Here comes the big question. Do you have leg pain or not? And is this leg pain scleratogenous, radicular or radiating? I don’t really expect you to answer that question, but hopefully you can begin to see that just because your back pain is accompanied by leg pain this does NOT mean that you have sciatica. I can’t tell you how many times I’ve seen patients with leg pain that, after some targeted soft tissue work on his or her low back and glut region (gluteus maximus, posterior hip, rump, derriere–you get the idea), the leg pain gets better or is gone.  There is no way a slipped disc in back would respond that fast.

Sciatica refers to radicular pain that comes from chemical or pressure (from a disc) directly on the sciatic nerve. For those of you unsure of where the sciatic nerve goes, I’ll clarify. It goes into the leg. Despite this, I have seen patients spend tens of thousands of dollars for epidural injections for low back pain that doesn’t involve pain in the leg.
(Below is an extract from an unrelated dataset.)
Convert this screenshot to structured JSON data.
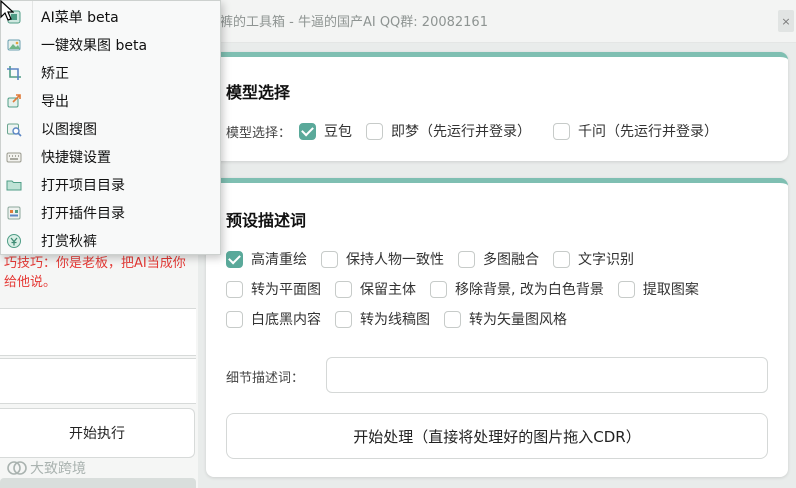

I’m not sure there’s ever been an indication to use epidural injections in the lumbar spine for treatment of local back pain (without leg pain). It may be done all the time, but that doesn’t make it right.

Overall, this means that you need to see someone who understands all the nuances of back pain and leg pain. (hint, hint….a chiropractor). Anything short of that and you may get sent in the wrong direction.

Back to this particular article that looked at the effectiveness of epidural steroid injection as a common sciatic nerve treatment.

I have personally referred a small handful of patients out for epidural steroid injections over the years, but they are few and far between. I have never considered spinal injections as a stand alone therapy. At the most, they allow a small window of pain relief, where other options have failed, where other therapies can be used more aggressively.

So what happens if an epidural is the only therapy used? Basically, confirming other studies, these researchers found that they suck. Here are the specifics:

  • Researchers looked at 25 different studies.
  • Epidural corticosteroid injections improved leg pain 6.2 points (out of 100).
  • This was only noted in the short term (2 wks to 3 months).
  • Beyond 3 months, the benefits were even smaller–pretty much non-existent.

So basically, an epidural injection for sciatic pain is very expensive (I’ve seen bills as high as $5,000 per shot) and really does nothing but provide a small amount of pain relief for a short period of time. Worse, it may accelerate destruction of the disc and lead you to surgery. Of course, none of this takes into account the close to 400 cases of fungal meningitis on the East Coast from contaminated vials of the steroid used in this procedure, with almost 30 deaths so far.

Where do I sign up?

James Bogash

For more than a decade, Dr. Bogash has stayed current with the medical literature as it relates to physiology, disease prevention and disease management. He uses his knowledge to educate patients, the community and cyberspace on the best way to avoid and / or manage chronic diseases using lifestyle and targeted supplementation.